Duanesburg Town Hall is located at 5853 Western Turnpike, Duanesburg NY 12056; phone: 518-895-8171.
Duanesburg derives its name from its founder and proprietor, the Hon. James Duane (1733-1797) of New York City, who was a respected jurist and influential New York delegate to both sessions of the Continental Congress. During the Revolution, Duane was devoted to the cause and applied himself tirelessly to its successful conclusion, playing an invaluable role in its financing. After the war, in 1784, Duane was appointed mayor of New York City. In 1788 he was elected a member of the Constitutional Convention, and under the new constitution was nominated by President Washington to become the first federal District Judge of the New York District, retiring in 1794.
In pre-colonial days, the rolling hills of present day Duanesburg served as hunting grounds for Mohawk Indians from settlements along the Mohawk River and the Schoharie Creek. European settlement and land speculation reached the area in the early part of the 18th century. In 1741, James Duane's father, Anthony Duane, a New York City merchant, purchased 6000 acres of Albany County wilderness, which he later bequeathed to his four sons. Through inheritance and purchase, by 1764 James Duane had acquired a Christ Episcopal Church total of 20,000 acres in the wilderness west of Schenectady.
On March 13, 1765, by action of the Governor and colonial Council, the Town of "Duanesburgh" was created with 42,000 acres included within its boundaries. Duane had the land surveyed and laid out in 100-acre farms called "great lots."
Duane worked tirelessly to populate his town, vying with numerous competing 18th century land developers, most notable among whom was Sir William Johnson. In 1765 Duane was successful in attracting a group of German families from Philadelphia, and a few years later a large group of Scotsmen (hence, Scotch Ridge Road and the Duanesburg Presbyterian Church). Duane continued to acquire land, ultimately owning 36,000 acres in Duanesburg. By the time of his death in 1797, all of the farm lots were occupied. For most of its first century, Duanesburg was a sleepy farming community. However, by the middle of the 19th century, the railroad made its way through the heart of the town. By 1907, the Village of Delanson had not only taken its name from the railroad responsible for its founding (Delaware and Hudson), but it hosted a major depot and boasted the largest coaling station in the world.
With US Route 20 (the Great Western Turnpike), the nation's longest highway, cutting through the town, the automobile brought the world to Duanesburg's door in the first half of the 20th century. Today, Duanesburg remains a characteristically rural community, but with the completion of I-88 in 1980 providing easy access to the greater Capital region, the town has become a bedroom community for the cities of Schenectady, Albany and Troy.

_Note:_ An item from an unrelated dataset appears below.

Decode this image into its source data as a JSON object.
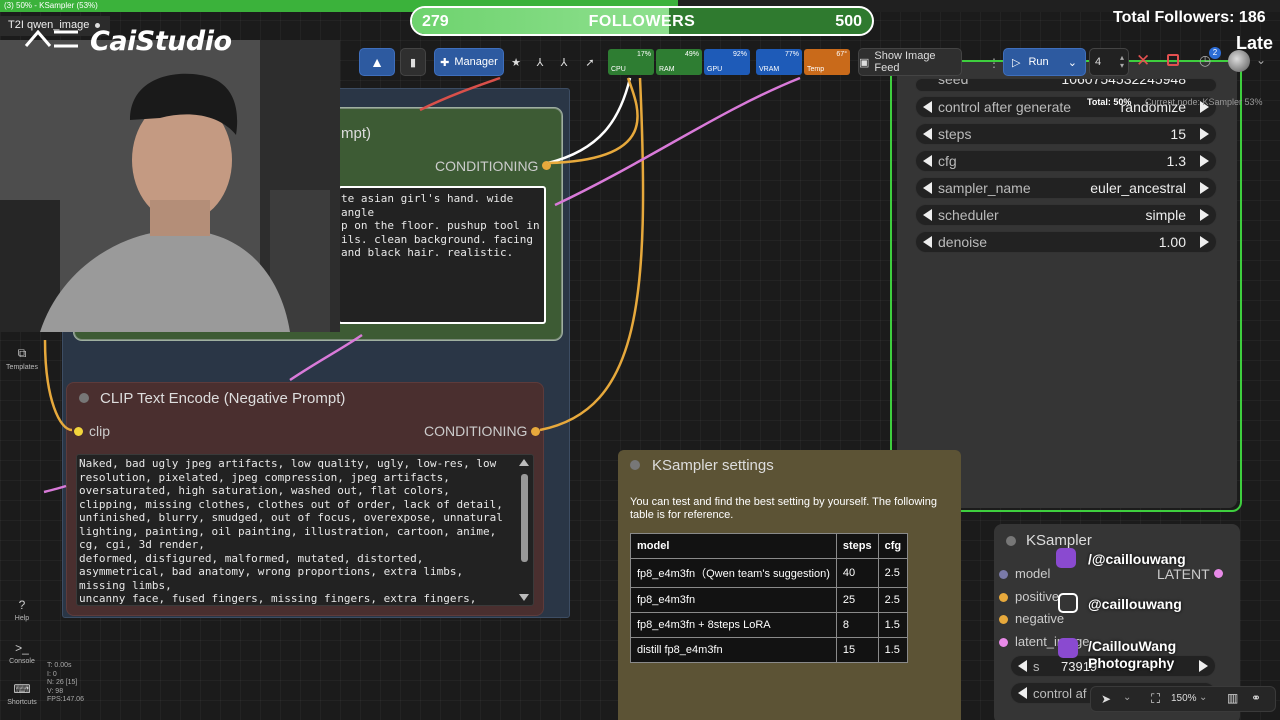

The Town's present layout remains much the same as it was throughout the 19th century: farmsteads with hamlets and villages at the major thoroughfares. Of the eight historic byways, five communities remain intact of significant historic concentrations of properties: the Village of Delanson, the larger hamlets of Quaker Street, Mariaville, and Duanesburg Four Corners, and the small hamlets of Eaton's and Braman's Corners. These settlements contain important and broad ranges of architectural styles, including pre-Federal, Federal, Greek Revival, Italianate, Queen Anne/Eastlake and Colonial Revival designs. The Town contains numerous structures identified in the New York and National Registers of historic places, among them Christ Episcopal Church consecrated in 1793, the Quaker Street Meeting House built in 1807, the North Mansion built in 1791, and the Duane mansion built in 1812. There are 55 cemeteries and at least 15 natural sites of interest such as Christman Sanctuary, Sheldon and Undine Falls, Schoharie Creek Gorge, Featherstonaugh State Forest, and Sheep Dip on South Chucktanunda Creek.